That is why certain (usually hyphenated) citizens of America do not feel protected by the laws of their own land. That is why sometimes it feels like there are many different Americas existing on the same large piece of land -- some living comfortably and some living in what feels like a war zone, or an occupation.
I desire to claim my complete and comprehensive Americanness. I am American. I have the history of this country's conception mapped out in my bloodlines. I am American. Some of my ancestors were born here and knew no other land, some of my ancestors journeyed here from Europe, and some of my ancestors were brought here from Africa. I don't know the complete stories of any of their lives, but I know their stories merge to create mine. One that is very specifically American.
Asian-Americans are American. Hispanic-Americans are American. African-Americans are American. By hyphenating groups we create a subset that relegates certain Americans to a second tier of citizenship that we all internalize whether we want to or not. Being labeled African-American feels like a disavowal of everything that I am as well as the singular thing that I am -- American.

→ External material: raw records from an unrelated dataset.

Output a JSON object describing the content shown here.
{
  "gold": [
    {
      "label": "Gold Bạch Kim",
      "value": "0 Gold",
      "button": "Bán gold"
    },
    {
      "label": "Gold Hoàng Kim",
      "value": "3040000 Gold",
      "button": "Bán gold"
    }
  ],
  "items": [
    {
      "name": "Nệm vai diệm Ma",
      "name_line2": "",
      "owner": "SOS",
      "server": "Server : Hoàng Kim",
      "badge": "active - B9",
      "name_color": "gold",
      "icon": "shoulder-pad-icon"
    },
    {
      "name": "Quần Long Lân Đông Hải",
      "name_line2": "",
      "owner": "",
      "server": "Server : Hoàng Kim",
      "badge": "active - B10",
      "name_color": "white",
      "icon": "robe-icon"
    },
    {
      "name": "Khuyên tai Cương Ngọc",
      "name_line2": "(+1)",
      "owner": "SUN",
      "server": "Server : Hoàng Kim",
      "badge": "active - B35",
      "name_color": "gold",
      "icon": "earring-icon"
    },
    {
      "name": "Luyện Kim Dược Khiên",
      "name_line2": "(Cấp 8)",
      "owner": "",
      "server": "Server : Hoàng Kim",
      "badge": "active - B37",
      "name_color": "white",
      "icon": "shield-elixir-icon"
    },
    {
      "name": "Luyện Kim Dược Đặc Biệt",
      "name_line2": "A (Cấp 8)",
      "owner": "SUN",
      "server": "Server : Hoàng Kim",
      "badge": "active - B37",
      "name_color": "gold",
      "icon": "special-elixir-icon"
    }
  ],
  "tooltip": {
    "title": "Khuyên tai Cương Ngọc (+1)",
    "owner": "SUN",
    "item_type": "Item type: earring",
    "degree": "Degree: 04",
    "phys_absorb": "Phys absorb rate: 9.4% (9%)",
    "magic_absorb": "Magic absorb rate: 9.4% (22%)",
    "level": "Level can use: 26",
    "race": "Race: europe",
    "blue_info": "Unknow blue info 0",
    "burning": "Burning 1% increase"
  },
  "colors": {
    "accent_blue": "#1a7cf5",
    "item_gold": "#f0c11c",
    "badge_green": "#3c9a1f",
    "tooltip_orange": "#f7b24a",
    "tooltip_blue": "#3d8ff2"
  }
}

I am ready to drop the hyphens. I am German-American, Irish-American, French-American, Native-American, and African-American. All of those hyphens make up who I am; who I am is the melting pot we learned about in school but have yet to fully conceptualize. I am what happens in a land of immigrants. I am the embodiment of the American experiment, and I am okay with that as long as I can call myself what I am. The push-back for "reclaiming America" or going back to "the good ole days" is a push back for something that never was. America has never been a happy place for everyone living in it, but the more of America a person can claim, the better America is for them.
It's time to reclaim Americanness as inclusive rather than exclusive, as a nationality we wear proudly no matter the color of our skin. The founding fathers started this experiment, now we have to carry it out. African slaves built this country, the Irish built this country, Native Americans built this country, the Chinese built this country, the English built this country -- we've all played our part, so why not let all of us have our name, no hyphens asked? It doesn't make sense to have a country with a hyphenated majority. This is America, and I am simply American.